The effects of 0.25, 1.0, 2.5, 10, and 100 mg Mn/liter on sweetpotato [Ipomoea batatas (L.) Lam] were evaluated in a greenhouse during 2 years using the nutrient film technique. Foliage and storage root dry weights declined linearly as Mn concentration increased in either whole plants or fibrous roots. Foliage and storage root dry weights were equally sensitive to Mn concentration in whole plants but 5 to 15 times more sensitive to increased Mn concentration in the fibrous roots. Foliar N, P, K, Ca, and Mg concentrations were adequate and did not appear to limit plant growth. Manganese concentrations in solution had very little effect on Fe, Zn, or B concentration. Manganese concentration was higher in the foliage than in fibrous roots. Plant roots showed browning at the higher (10 or 100 mg Mn/liter) concentrations in solution, which indicated the presence of oxidized Mn. Characteristic toxicity symptoms were observed in plants receiving 2.5 (moderate), 10, or 100 mg Mn/liter in solution.
Logan S. Logendra, Thomas J. Gianfagna, and Harry W. Janes
Rockwool is an excellent growing medium for the hydroponic production of tomato; however, the standard size rockwool blocks [4 × 4 × 2.5 inches (10 × 10 × 6.3 cm) or 3 × 3 × 2.5 inches (7.5 × 7.5 × 6.3 cm)] are expensive. The following experiments were conducted with less expensive minirock wool blocks (MRBs), on rayon polyester material (RPM) as a bench top liner, to reduce the production cost of tomatoes (Lycopersicon esculentum) grown in a limited-cluster, ebb and flood hydroponic cultivation system. Fruit yield for single-cluster plants growing in MRBs [2 × 2 × 1.6 inches (5 × 5 × 4 cm) and 1.6 × 1.6 × 1.6 inches (4 × 4 × 4 cm)] was not significantly different from plants grown in larger sized blocks (3 × 3 × 2.5 inches). When the bench top was lined with RPM, roots penetrated the RPM, and an extensive root mat developed between the RPM and the bench top. The fruit yield from plants on RPM was significantly increased compared to plants without RPM due to increases in fruit size and fruit number. RPM also significantly reduced the incidence of blossom-end rot. In a second experiment, single- and double-cluster plants were grown on RPM. Fruit yield for double-cluster plants was 40% greater than for single-cluster plants due to an increase in fruit number, although the fruit were smaller in size. As in the first experiment, fruit yield for all plants grown in MRBs was not significantly different from plants grown in the larger sized blocks. MRBs and a RPM bench liner are an effective combination in the production of limited-cluster hydroponic tomatoes.

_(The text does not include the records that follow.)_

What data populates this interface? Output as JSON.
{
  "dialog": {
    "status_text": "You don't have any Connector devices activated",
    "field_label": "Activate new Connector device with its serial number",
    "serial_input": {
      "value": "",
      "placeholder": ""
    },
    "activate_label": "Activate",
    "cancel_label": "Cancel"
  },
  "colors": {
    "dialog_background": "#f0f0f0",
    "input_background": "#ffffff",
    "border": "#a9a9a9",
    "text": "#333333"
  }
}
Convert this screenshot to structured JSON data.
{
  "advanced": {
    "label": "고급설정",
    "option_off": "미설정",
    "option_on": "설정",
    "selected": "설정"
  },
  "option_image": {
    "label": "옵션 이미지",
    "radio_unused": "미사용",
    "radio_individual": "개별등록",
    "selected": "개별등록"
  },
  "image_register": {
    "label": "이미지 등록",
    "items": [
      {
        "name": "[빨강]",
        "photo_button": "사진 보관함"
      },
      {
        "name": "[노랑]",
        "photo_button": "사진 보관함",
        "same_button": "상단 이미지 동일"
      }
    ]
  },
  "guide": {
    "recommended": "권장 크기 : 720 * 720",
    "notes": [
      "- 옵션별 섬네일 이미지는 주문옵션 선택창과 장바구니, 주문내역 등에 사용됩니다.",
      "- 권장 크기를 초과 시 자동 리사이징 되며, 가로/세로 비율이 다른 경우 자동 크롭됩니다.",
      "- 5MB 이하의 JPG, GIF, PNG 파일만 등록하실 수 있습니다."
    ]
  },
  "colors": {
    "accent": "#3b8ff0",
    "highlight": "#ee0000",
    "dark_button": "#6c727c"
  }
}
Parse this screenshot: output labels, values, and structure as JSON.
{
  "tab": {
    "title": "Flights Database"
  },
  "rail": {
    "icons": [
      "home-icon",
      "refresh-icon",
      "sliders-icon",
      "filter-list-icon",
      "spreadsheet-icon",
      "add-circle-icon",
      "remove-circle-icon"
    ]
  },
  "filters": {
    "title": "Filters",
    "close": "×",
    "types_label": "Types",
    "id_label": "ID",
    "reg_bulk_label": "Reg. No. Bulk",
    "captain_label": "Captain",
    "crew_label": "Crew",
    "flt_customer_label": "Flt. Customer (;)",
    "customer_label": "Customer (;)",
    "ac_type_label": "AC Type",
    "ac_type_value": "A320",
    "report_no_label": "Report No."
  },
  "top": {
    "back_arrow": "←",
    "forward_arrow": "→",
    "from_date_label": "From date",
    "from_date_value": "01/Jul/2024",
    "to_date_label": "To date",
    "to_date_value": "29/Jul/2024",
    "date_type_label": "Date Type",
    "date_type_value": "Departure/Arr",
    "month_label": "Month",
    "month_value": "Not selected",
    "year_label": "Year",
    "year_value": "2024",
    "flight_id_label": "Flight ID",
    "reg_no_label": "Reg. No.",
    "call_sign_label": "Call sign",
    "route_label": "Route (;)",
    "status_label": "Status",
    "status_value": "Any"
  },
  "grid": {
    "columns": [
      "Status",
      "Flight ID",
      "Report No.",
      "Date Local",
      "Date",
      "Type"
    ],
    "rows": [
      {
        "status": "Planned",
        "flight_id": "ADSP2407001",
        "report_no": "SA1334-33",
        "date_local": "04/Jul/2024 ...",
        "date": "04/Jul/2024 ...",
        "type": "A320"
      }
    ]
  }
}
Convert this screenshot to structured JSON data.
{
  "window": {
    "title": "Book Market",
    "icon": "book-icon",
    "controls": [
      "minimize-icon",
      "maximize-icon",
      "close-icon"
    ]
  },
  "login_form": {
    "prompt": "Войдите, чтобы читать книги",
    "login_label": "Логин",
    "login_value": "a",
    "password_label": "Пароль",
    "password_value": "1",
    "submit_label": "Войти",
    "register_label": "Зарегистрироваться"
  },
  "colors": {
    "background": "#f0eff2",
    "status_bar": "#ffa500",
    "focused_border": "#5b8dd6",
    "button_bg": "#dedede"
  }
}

Changhoo Chun, Ayumi Watanabe, Toyoki Kozai, Hyeon-Hye Kim, and Junya Fuse
Spinach (Spinacia oleracea L. cv. Dimple) was chosen to determine whether bolting (i.e., elongation of flower stalks) could be controlled by manipulating the photoperiod during transplant production in a closed system using artificial light. Plants grown under various photoperiods during transplant production were transferred and cultured under natural short photoperiods and artificial long photoperiods. Vegetative growth at transplanting tended to be greater with the longer photoperiod because of the increased integrated photosynthetic photon flux. Bolting initiation reacted qualitatively to a long photoperiod, and the critical photoperiod for bolting initiation was longer than 13 h and shorter than 15 h. The plants grown under a longer photoperiod during transplant production had longer flower stalks at harvest. The long photoperiod and/or high temperature after transplanting therefore promoted flower stalk elongation. Growing plants under a photoperiod that was shorter than the critical photoperiod during transplant production reduced elongation of the flower stalks, thus there was no loss of market value even though the plants were cultured under a long photoperiod and high temperature for 2 weeks after transplanting.